- **Dataset rows describing interfaces**:
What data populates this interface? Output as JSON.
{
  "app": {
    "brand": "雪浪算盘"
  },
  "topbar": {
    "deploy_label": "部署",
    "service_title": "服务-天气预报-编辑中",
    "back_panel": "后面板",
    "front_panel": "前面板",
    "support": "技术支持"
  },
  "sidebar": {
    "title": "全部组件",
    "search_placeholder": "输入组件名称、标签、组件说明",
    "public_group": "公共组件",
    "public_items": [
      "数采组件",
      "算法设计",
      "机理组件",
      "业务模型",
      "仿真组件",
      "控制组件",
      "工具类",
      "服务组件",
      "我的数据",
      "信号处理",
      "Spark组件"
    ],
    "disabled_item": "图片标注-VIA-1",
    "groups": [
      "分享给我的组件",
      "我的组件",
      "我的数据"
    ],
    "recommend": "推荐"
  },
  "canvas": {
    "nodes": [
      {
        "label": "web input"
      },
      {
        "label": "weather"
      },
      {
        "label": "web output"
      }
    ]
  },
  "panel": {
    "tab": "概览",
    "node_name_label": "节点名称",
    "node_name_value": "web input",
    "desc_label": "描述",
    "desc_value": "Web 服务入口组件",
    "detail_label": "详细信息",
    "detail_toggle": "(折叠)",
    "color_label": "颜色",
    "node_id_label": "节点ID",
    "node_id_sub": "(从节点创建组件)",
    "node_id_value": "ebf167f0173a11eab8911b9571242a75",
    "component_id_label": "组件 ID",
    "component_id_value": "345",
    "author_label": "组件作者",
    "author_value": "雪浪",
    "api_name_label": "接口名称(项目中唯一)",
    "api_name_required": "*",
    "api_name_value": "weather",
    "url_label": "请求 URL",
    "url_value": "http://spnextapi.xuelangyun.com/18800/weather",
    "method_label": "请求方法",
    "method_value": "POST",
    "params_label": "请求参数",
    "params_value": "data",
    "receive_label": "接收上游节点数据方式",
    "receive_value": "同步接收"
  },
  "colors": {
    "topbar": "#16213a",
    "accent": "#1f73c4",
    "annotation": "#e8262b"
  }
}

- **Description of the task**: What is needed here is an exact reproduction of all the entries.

- **Task response**:
What data populates this interface? Output as JSON.
{
  "app": {
    "brand": "雪浪算盘"
  },
  "topbar": {
    "deploy_label": "部署",
    "service_title": "服务-天气预报-编辑中",
    "back_panel": "后面板",
    "front_panel": "前面板",
    "support": "技术支持"
  },
  "sidebar": {
    "title": "全部组件",
    "search_placeholder": "输入组件名称、标签、组件说明",
    "public_group": "公共组件",
    "public_items": [
      "数采组件",
      "算法设计",
      "机理组件",
      "业务模型",
      "仿真组件",
      "控制组件",
      "工具类",
      "服务组件",
      "我的数据",
      "信号处理",
      "Spark组件"
    ],
    "disabled_item": "图片标注-VIA-1",
    "groups": [
      "分享给我的组件",
      "我的组件",
      "我的数据"
    ],
    "recommend": "推荐"
  },
  "canvas": {
    "nodes": [
      {
        "label": "web input"
      },
      {
        "label": "weather"
      },
      {
        "label": "web output"
      }
    ]
  },
  "panel": {
    "tab": "概览",
    "node_name_label": "节点名称",
    "node_name_value": "web input",
    "desc_label": "描述",
    "desc_value": "Web 服务入口组件",
    "detail_label": "详细信息",
    "detail_toggle": "(折叠)",
    "color_label": "颜色",
    "node_id_label": "节点ID",
    "node_id_sub": "(从节点创建组件)",
    "node_id_value": "ebf167f0173a11eab8911b9571242a75",
    "component_id_label": "组件 ID",
    "component_id_value": "345",
    "author_label": "组件作者",
    "author_value": "雪浪",
    "api_name_label": "接口名称(项目中唯一)",
    "api_name_required": "*",
    "api_name_value": "weather",
    "url_label": "请求 URL",
    "url_value": "http://spnextapi.xuelangyun.com/18800/weather",
    "method_label": "请求方法",
    "method_value": "POST",
    "params_label": "请求参数",
    "params_value": "data",
    "receive_label": "接收上游节点数据方式",
    "receive_value": "同步接收"
  },
  "colors": {
    "topbar": "#16213a",
    "accent": "#1f73c4",
    "annotation": "#e8262b"
  }
}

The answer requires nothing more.